173 lawmakers urge Trump to secure return of journalist Austin Tice
WASHINGTON – Following a campaign Monday to raise awareness on Capitol Hill about imprisoned American journalist Austin Tice, 173 lawmakers signed a letter to President Donald Trump, pleading for help to secure Tice’s return.
“The Tice family and your own administration are confident that Austin is alive,” reads the letter, delivered to the White House on Friday. “We strongly urge that you continue to use the full weight of your national security team – including dispatching the special envoy for hostage affairs – to secure his release.”
Tice, now 38, is a former Marine captain who fought in Iraq and Afghanistan. He was about to enter his final year at Georgetown Law School in 2012 when he went to Syria to work for the summer as a freelance journalist. He was reporting in Damascus when he was abducted, and he’s believed to be held by the Syrian government or allied forces.
The National Press Club Journalism Institute in Washington, along with the McClatchy Company and Tice’s parents, Debra and Marc Tice, initiated the mobilization in Congress on Monday. About 100 volunteers dispersed through House and Senate office buildings, trying to gain support for the letter to Trump.
The volunteers included fellow journalists, high school and college students, as well as people who knew Tice from Boy Scouts, his military service and law school, Debra Tice said in a statement.
Fifty-two senators and 121 House members signed the letter. It was led by Sens. John Cornyn, R-Texas; Patty Murray, D-Wash.; and Reps. Eliot Engel, D-N.Y.; Michael McCaul, R-Texas; and Al Green, D-Texas.
“We urge you to make Austin’s immediate and safe return a priority,” the letter reads.
After seven years of their son’s captivity, the Tices have found new reason to be hopeful.

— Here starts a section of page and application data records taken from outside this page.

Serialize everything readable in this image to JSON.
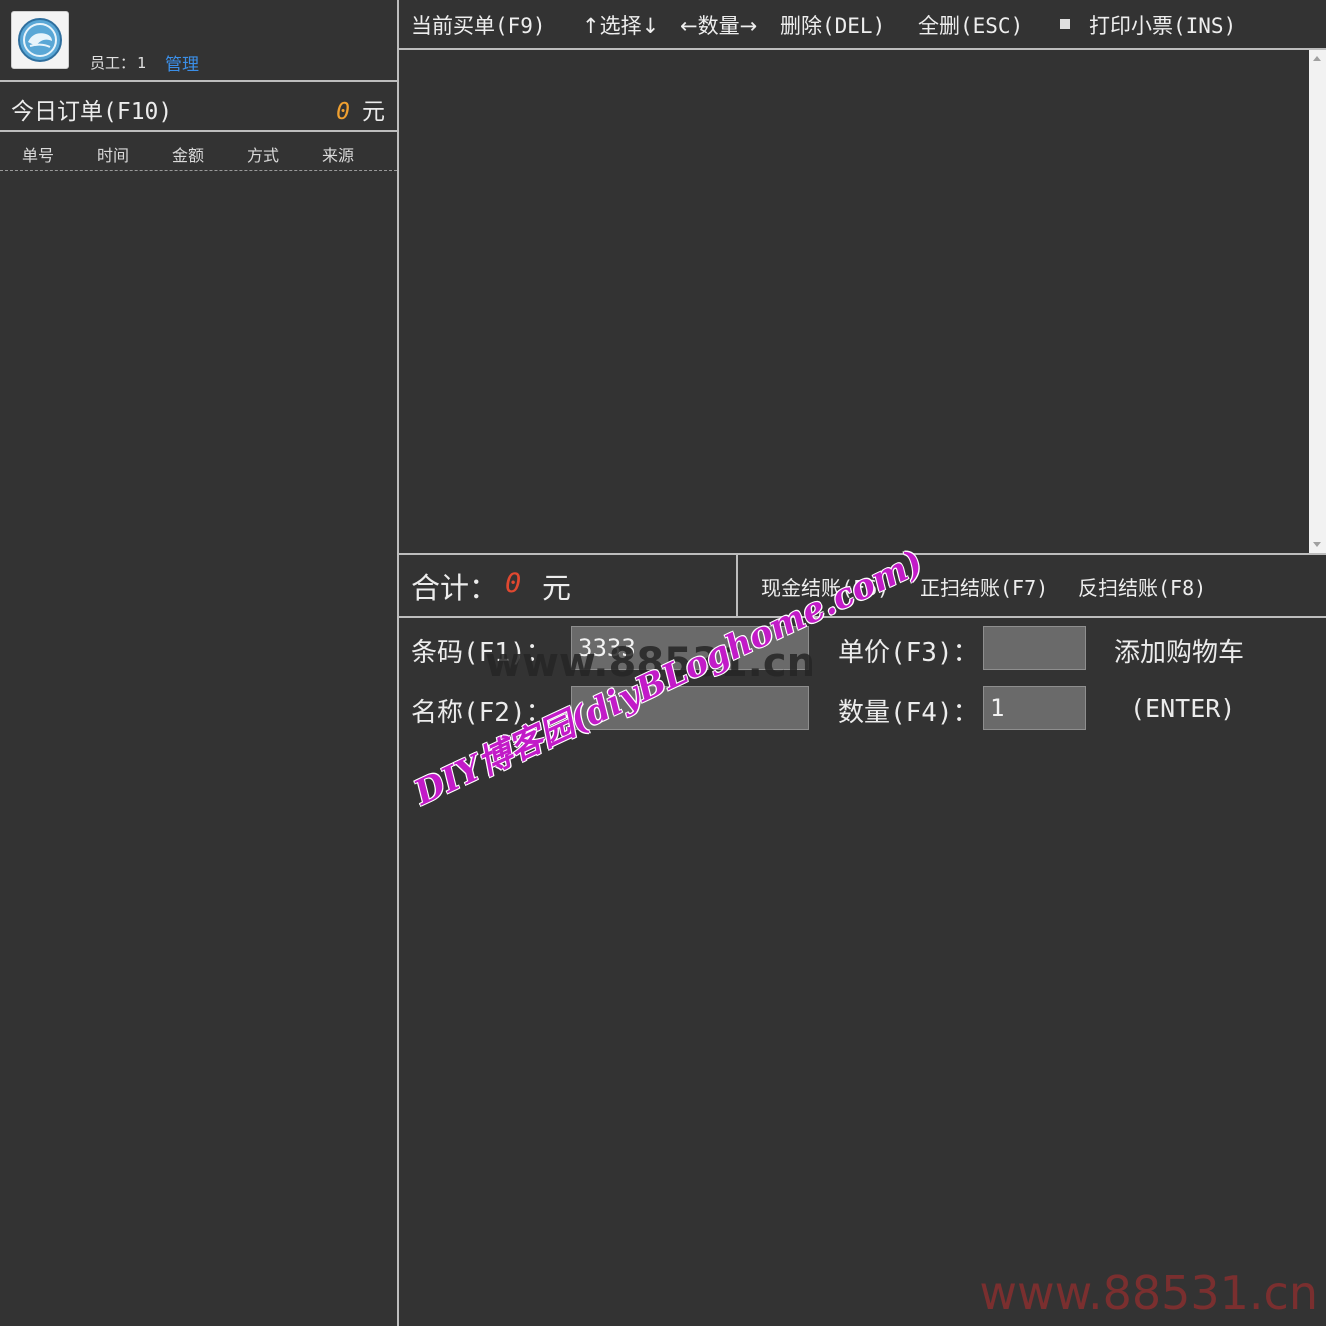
{
  "header": {
    "staff_label": "员工：",
    "staff_id": "1",
    "admin_link": "管理"
  },
  "today_orders": {
    "title": "今日订单(F10)",
    "amount": "0",
    "unit": "元",
    "columns": [
      "单号",
      "时间",
      "金额",
      "方式",
      "来源"
    ]
  },
  "toolbar": {
    "current_order": "当前买单(F9)",
    "select": "↑选择↓",
    "quantity": "←数量→",
    "delete": "删除(DEL)",
    "delete_all": "全删(ESC)",
    "print_receipt": "打印小票(INS)"
  },
  "totals": {
    "label": "合计：",
    "value": "0",
    "unit": "元",
    "cash_checkout": "现金结账(F6)",
    "forward_scan_checkout": "正扫结账(F7)",
    "reverse_scan_checkout": "反扫结账(F8)"
  },
  "form": {
    "barcode_label": "条码(F1)：",
    "barcode_value": "3333",
    "name_label": "名称(F2)：",
    "name_value": "",
    "price_label": "单价(F3)：",
    "price_value": "",
    "quantity_label": "数量(F4)：",
    "quantity_value": "1",
    "add_to_cart": "添加购物车",
    "enter_hint": "(ENTER)"
  },
  "watermarks": {
    "diagonal": "DIY博客园(diyBLoghome.com)",
    "faint": "www.88531.cn",
    "corner": "www.88531.cn"
  },
  "colors": {
    "background": "#333333",
    "accent_amount": "#f0a030",
    "total_value": "#e04830",
    "link": "#3b8fe8",
    "watermark": "#c21bc8"
  }
}
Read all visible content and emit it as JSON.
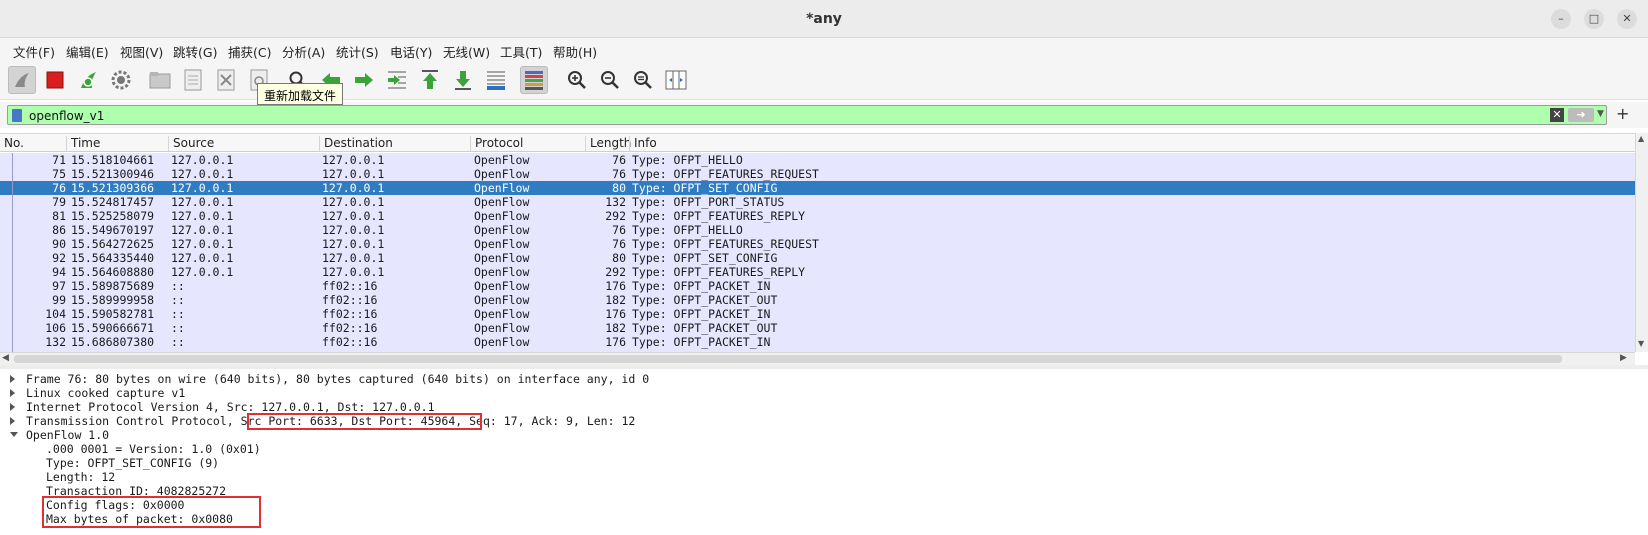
{
  "window": {
    "title": "*any"
  },
  "menu": [
    "文件(F)",
    "编辑(E)",
    "视图(V)",
    "跳转(G)",
    "捕获(C)",
    "分析(A)",
    "统计(S)",
    "电话(Y)",
    "无线(W)",
    "工具(T)",
    "帮助(H)"
  ],
  "toolbar": {
    "tooltip": "重新加载文件"
  },
  "filter": {
    "value": "openflow_v1"
  },
  "columns": [
    "No.",
    "Time",
    "Source",
    "Destination",
    "Protocol",
    "Length",
    "Info"
  ],
  "packets": [
    {
      "no": "71",
      "time": "15.518104661",
      "src": "127.0.0.1",
      "dst": "127.0.0.1",
      "proto": "OpenFlow",
      "len": "76",
      "info": "Type: OFPT_HELLO"
    },
    {
      "no": "75",
      "time": "15.521300946",
      "src": "127.0.0.1",
      "dst": "127.0.0.1",
      "proto": "OpenFlow",
      "len": "76",
      "info": "Type: OFPT_FEATURES_REQUEST"
    },
    {
      "no": "76",
      "time": "15.521309366",
      "src": "127.0.0.1",
      "dst": "127.0.0.1",
      "proto": "OpenFlow",
      "len": "80",
      "info": "Type: OFPT_SET_CONFIG"
    },
    {
      "no": "79",
      "time": "15.524817457",
      "src": "127.0.0.1",
      "dst": "127.0.0.1",
      "proto": "OpenFlow",
      "len": "132",
      "info": "Type: OFPT_PORT_STATUS"
    },
    {
      "no": "81",
      "time": "15.525258079",
      "src": "127.0.0.1",
      "dst": "127.0.0.1",
      "proto": "OpenFlow",
      "len": "292",
      "info": "Type: OFPT_FEATURES_REPLY"
    },
    {
      "no": "86",
      "time": "15.549670197",
      "src": "127.0.0.1",
      "dst": "127.0.0.1",
      "proto": "OpenFlow",
      "len": "76",
      "info": "Type: OFPT_HELLO"
    },
    {
      "no": "90",
      "time": "15.564272625",
      "src": "127.0.0.1",
      "dst": "127.0.0.1",
      "proto": "OpenFlow",
      "len": "76",
      "info": "Type: OFPT_FEATURES_REQUEST"
    },
    {
      "no": "92",
      "time": "15.564335440",
      "src": "127.0.0.1",
      "dst": "127.0.0.1",
      "proto": "OpenFlow",
      "len": "80",
      "info": "Type: OFPT_SET_CONFIG"
    },
    {
      "no": "94",
      "time": "15.564608880",
      "src": "127.0.0.1",
      "dst": "127.0.0.1",
      "proto": "OpenFlow",
      "len": "292",
      "info": "Type: OFPT_FEATURES_REPLY"
    },
    {
      "no": "97",
      "time": "15.589875689",
      "src": "::",
      "dst": "ff02::16",
      "proto": "OpenFlow",
      "len": "176",
      "info": "Type: OFPT_PACKET_IN"
    },
    {
      "no": "99",
      "time": "15.589999958",
      "src": "::",
      "dst": "ff02::16",
      "proto": "OpenFlow",
      "len": "182",
      "info": "Type: OFPT_PACKET_OUT"
    },
    {
      "no": "104",
      "time": "15.590582781",
      "src": "::",
      "dst": "ff02::16",
      "proto": "OpenFlow",
      "len": "176",
      "info": "Type: OFPT_PACKET_IN"
    },
    {
      "no": "106",
      "time": "15.590666671",
      "src": "::",
      "dst": "ff02::16",
      "proto": "OpenFlow",
      "len": "182",
      "info": "Type: OFPT_PACKET_OUT"
    },
    {
      "no": "132",
      "time": "15.686807380",
      "src": "::",
      "dst": "ff02::16",
      "proto": "OpenFlow",
      "len": "176",
      "info": "Type: OFPT_PACKET_IN"
    }
  ],
  "details": {
    "frame": "Frame 76: 80 bytes on wire (640 bits), 80 bytes captured (640 bits) on interface any, id 0",
    "linux": "Linux cooked capture v1",
    "ip": "Internet Protocol Version 4, Src: 127.0.0.1, Dst: 127.0.0.1",
    "tcp_prefix": "Transmission Control Protocol, ",
    "tcp_ports": "Src Port: 6633, Dst Port: 45964,",
    "tcp_suffix": " Seq: 17, Ack: 9, Len: 12",
    "openflow": "OpenFlow 1.0",
    "fields": [
      ".000 0001 = Version: 1.0 (0x01)",
      "Type: OFPT_SET_CONFIG (9)",
      "Length: 12",
      "Transaction ID: 4082825272",
      "Config flags: 0x0000",
      "Max bytes of packet: 0x0080"
    ]
  }
}
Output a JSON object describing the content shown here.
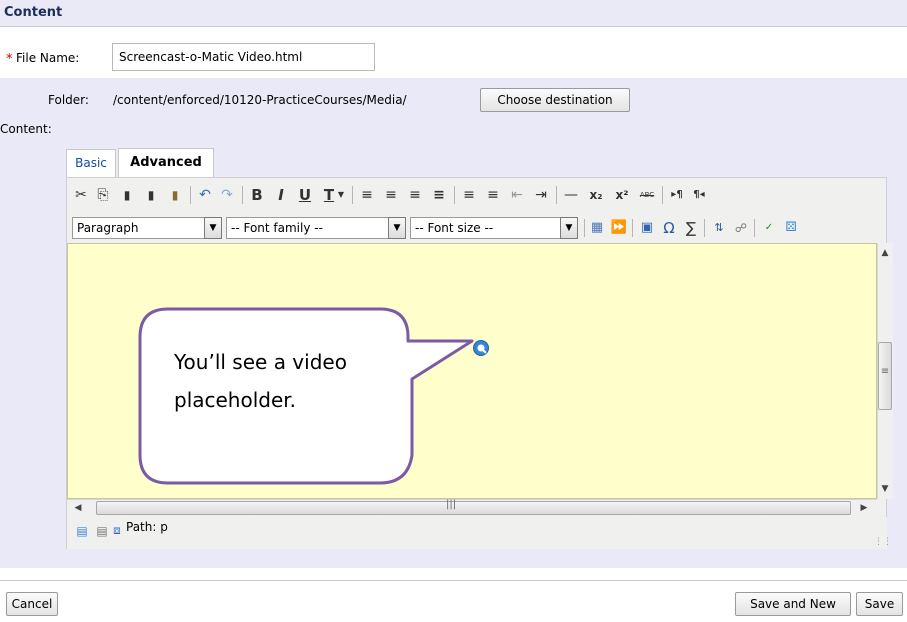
{
  "section": {
    "title": "Content"
  },
  "file": {
    "label": "File Name:",
    "value": "Screencast-o-Matic Video.html",
    "required_marker": "*"
  },
  "folder": {
    "label": "Folder:",
    "path": "/content/enforced/10120-PracticeCourses/Media/",
    "choose_button": "Choose destination"
  },
  "content": {
    "label": "Content:"
  },
  "tabs": [
    {
      "label": "Basic",
      "active": false
    },
    {
      "label": "Advanced",
      "active": true
    }
  ],
  "editor": {
    "toolbar_row1": [
      "cut-icon",
      "copy-icon",
      "paste-icon",
      "paste-text-icon",
      "paste-word-icon",
      "undo-icon",
      "redo-icon",
      "bold-icon",
      "italic-icon",
      "underline-icon",
      "text-color-icon",
      "align-left-icon",
      "align-center-icon",
      "align-right-icon",
      "align-justify-icon",
      "bullet-list-icon",
      "numbered-list-icon",
      "outdent-icon",
      "indent-icon",
      "horizontal-rule-icon",
      "subscript-icon",
      "superscript-icon",
      "strikethrough-icon",
      "ltr-icon",
      "rtl-icon"
    ],
    "block_format": "Paragraph",
    "font_family": "-- Font family --",
    "font_size": "-- Font size --",
    "glyphs": {
      "cut": "✂",
      "copy": "⎘",
      "paste": "📋",
      "undo": "↶",
      "redo": "↷",
      "bold": "B",
      "italic": "I",
      "underline": "U",
      "textcolor": "T",
      "subscript": "x₂",
      "superscript": "x²",
      "strike": "ABC",
      "ltr": "▸¶",
      "rtl": "¶◂",
      "hr": "—",
      "omega": "Ω",
      "sigma": "∑"
    },
    "path_label": "Path: p"
  },
  "callout": {
    "text_line1": "You’ll see a video",
    "text_line2": "placeholder."
  },
  "footer": {
    "cancel": "Cancel",
    "save_and_new": "Save and New",
    "save": "Save"
  },
  "colors": {
    "form_bg": "#e9e9f7",
    "editor_bg": "#ffffcc",
    "callout_border": "#7b5aa6",
    "link_blue": "#1848a8"
  }
}
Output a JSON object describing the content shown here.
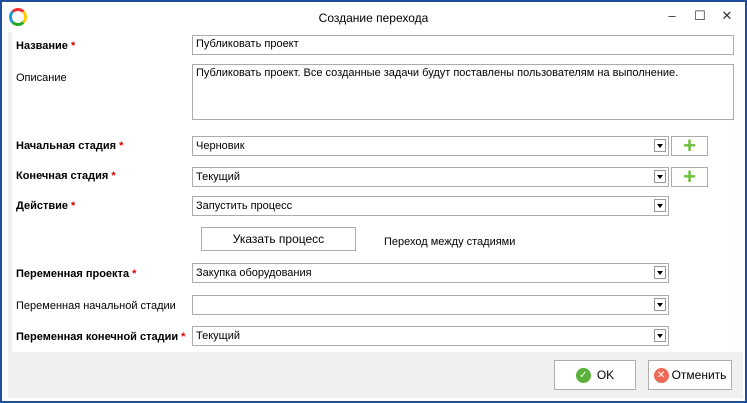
{
  "window": {
    "title": "Создание перехода"
  },
  "fields": {
    "name_label": "Название",
    "name_value": "Публиковать проект",
    "desc_label": "Описание",
    "desc_value": "Публиковать проект. Все созданные задачи будут поставлены пользователям на выполнение.",
    "start_label": "Начальная стадия",
    "start_value": "Черновик",
    "end_label": "Конечная стадия",
    "end_value": "Текущий",
    "action_label": "Действие",
    "action_value": "Запустить процесс",
    "specify_process": "Указать процесс",
    "transition_note": "Переход между стадиями",
    "proj_var_label": "Переменная проекта",
    "proj_var_value": "Закупка оборудования",
    "start_var_label": "Переменная начальной стадии",
    "start_var_value": "",
    "end_var_label": "Переменная конечной стадии",
    "end_var_value": "Текущий"
  },
  "required_mark": "*",
  "footer": {
    "ok": "OK",
    "cancel": "Отменить"
  },
  "colors": {
    "border": "#1f4e9a",
    "plus": "#6cbf3e",
    "ok": "#5ab03a",
    "cancel": "#ee6a55"
  }
}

Trump recently named Robert O’Brien, his chief hostage negotiator, as his new national security adviser. O’Brien has worked on Tice’s case and has said he believes Tice is still alive.
“We are very happy to see him now in a position of more authority and influence to continue to push efforts for Austin’s release,” Marc Tice told Stars and Stripes.